_Exercise aim_
Go through the entries, filter for the word "color", and copy every line that has it.

===== Information shown

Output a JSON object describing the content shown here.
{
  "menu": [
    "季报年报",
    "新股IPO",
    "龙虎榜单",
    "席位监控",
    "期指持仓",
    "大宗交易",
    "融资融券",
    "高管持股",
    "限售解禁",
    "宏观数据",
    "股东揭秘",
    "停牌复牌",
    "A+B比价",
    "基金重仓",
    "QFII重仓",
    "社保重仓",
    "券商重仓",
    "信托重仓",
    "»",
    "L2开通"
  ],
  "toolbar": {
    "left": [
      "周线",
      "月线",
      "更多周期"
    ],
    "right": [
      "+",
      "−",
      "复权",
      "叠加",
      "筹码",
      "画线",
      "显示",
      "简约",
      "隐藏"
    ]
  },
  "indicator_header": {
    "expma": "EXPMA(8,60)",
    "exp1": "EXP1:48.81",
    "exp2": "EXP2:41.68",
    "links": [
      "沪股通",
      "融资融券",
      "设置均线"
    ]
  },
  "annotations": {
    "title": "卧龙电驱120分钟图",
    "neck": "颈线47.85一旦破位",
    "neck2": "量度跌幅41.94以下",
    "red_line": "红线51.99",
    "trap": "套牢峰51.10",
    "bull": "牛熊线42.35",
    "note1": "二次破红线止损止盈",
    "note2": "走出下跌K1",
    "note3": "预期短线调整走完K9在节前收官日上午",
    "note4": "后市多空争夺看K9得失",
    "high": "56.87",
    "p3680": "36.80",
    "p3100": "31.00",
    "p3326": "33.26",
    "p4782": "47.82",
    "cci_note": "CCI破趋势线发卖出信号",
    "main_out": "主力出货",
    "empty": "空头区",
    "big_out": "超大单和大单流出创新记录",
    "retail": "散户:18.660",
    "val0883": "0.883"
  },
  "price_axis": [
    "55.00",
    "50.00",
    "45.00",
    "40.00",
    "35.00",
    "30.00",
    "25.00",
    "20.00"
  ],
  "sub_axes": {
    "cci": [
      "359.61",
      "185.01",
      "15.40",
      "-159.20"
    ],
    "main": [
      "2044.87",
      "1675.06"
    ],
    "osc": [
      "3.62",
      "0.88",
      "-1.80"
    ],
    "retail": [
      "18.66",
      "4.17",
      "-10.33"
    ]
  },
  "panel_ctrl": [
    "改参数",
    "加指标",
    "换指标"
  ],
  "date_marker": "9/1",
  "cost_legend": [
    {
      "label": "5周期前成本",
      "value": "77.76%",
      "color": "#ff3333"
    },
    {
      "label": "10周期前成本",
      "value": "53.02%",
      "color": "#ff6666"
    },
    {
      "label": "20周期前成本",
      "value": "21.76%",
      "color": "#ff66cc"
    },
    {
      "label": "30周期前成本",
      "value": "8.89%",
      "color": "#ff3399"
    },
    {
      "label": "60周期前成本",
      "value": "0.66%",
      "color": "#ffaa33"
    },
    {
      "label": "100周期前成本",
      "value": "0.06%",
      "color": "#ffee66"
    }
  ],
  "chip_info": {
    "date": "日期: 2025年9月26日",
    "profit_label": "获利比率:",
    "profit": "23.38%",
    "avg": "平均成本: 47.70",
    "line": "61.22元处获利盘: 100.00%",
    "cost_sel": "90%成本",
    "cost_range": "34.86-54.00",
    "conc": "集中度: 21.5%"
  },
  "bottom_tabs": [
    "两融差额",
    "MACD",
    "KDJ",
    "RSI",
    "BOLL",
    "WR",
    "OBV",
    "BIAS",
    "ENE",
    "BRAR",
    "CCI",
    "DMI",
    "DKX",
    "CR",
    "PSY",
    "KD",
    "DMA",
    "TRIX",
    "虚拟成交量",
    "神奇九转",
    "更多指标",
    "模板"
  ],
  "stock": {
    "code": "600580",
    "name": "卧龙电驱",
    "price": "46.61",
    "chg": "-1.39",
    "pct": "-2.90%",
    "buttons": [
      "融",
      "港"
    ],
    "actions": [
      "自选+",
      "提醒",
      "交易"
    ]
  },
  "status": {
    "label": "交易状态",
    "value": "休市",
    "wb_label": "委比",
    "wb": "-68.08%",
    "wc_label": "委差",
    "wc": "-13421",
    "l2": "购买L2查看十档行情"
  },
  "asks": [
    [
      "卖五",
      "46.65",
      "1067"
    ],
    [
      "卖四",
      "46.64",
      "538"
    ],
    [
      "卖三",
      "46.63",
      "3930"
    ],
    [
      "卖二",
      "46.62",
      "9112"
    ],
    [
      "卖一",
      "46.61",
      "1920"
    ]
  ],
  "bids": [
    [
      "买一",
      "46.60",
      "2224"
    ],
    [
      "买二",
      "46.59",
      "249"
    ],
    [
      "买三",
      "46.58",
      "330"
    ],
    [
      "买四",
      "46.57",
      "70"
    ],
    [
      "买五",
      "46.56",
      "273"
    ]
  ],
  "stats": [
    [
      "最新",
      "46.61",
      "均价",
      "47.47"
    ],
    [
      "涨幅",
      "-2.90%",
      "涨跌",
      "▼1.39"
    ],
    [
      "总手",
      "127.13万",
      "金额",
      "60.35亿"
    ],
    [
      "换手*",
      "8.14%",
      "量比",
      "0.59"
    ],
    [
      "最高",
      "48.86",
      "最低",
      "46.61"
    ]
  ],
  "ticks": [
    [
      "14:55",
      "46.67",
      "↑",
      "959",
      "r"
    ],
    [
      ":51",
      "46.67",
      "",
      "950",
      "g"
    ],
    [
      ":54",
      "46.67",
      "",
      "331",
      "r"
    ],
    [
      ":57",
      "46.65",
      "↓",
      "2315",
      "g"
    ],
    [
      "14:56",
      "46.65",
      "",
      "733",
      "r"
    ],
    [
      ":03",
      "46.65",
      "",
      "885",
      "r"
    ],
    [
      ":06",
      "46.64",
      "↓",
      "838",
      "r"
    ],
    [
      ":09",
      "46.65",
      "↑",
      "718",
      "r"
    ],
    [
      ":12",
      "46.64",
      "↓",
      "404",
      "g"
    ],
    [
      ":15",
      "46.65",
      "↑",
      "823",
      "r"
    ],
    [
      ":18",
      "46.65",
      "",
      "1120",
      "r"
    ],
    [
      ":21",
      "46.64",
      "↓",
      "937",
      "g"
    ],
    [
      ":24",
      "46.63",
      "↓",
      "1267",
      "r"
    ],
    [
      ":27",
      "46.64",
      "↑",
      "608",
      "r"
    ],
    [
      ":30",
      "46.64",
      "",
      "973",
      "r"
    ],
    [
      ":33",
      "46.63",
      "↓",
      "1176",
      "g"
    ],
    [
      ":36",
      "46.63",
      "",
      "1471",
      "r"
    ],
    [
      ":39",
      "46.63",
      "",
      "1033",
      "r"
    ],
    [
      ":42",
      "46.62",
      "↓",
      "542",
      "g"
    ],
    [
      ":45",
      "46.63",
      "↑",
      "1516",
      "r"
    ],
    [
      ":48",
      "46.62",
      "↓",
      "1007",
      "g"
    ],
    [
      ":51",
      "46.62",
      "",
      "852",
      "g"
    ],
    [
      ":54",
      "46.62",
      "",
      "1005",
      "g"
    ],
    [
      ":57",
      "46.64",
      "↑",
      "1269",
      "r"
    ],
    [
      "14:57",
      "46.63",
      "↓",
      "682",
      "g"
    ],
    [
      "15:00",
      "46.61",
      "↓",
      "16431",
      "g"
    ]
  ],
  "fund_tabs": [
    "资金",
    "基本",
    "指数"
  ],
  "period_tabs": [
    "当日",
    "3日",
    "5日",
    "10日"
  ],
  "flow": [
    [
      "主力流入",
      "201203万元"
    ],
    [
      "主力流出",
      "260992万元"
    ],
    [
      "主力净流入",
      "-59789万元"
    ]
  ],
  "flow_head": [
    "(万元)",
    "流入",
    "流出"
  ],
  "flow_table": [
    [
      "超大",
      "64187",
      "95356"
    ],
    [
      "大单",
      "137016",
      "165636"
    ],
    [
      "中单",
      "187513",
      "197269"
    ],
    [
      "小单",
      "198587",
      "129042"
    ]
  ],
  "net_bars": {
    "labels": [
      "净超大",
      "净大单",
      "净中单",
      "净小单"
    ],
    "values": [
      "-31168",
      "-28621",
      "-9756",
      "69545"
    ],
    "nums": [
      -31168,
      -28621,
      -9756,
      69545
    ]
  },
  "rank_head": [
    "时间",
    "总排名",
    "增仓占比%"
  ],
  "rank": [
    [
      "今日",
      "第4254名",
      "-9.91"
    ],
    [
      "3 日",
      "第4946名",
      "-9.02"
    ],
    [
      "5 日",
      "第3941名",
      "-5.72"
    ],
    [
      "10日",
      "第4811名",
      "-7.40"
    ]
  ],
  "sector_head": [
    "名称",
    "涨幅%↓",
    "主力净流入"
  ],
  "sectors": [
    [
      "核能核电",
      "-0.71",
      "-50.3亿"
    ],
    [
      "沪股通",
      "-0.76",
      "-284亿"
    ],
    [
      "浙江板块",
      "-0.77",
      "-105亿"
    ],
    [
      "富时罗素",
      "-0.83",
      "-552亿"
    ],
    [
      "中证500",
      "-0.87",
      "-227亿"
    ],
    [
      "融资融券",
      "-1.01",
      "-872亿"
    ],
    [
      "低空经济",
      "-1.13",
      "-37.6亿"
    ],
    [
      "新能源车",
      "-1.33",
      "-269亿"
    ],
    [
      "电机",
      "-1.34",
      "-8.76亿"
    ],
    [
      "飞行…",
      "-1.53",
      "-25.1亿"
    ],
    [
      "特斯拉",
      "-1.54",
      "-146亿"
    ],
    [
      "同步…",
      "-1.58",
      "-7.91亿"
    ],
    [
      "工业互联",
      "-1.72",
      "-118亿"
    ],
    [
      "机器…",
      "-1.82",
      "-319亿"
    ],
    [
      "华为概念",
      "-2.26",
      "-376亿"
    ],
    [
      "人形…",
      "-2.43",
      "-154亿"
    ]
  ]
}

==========

_Exercise result_
      "color": "#ff3333"
      "color": "#ff6666"
      "color": "#ff66cc"
      "color": "#ff3399"
      "color": "#ffaa33"
      "color": "#ffee66"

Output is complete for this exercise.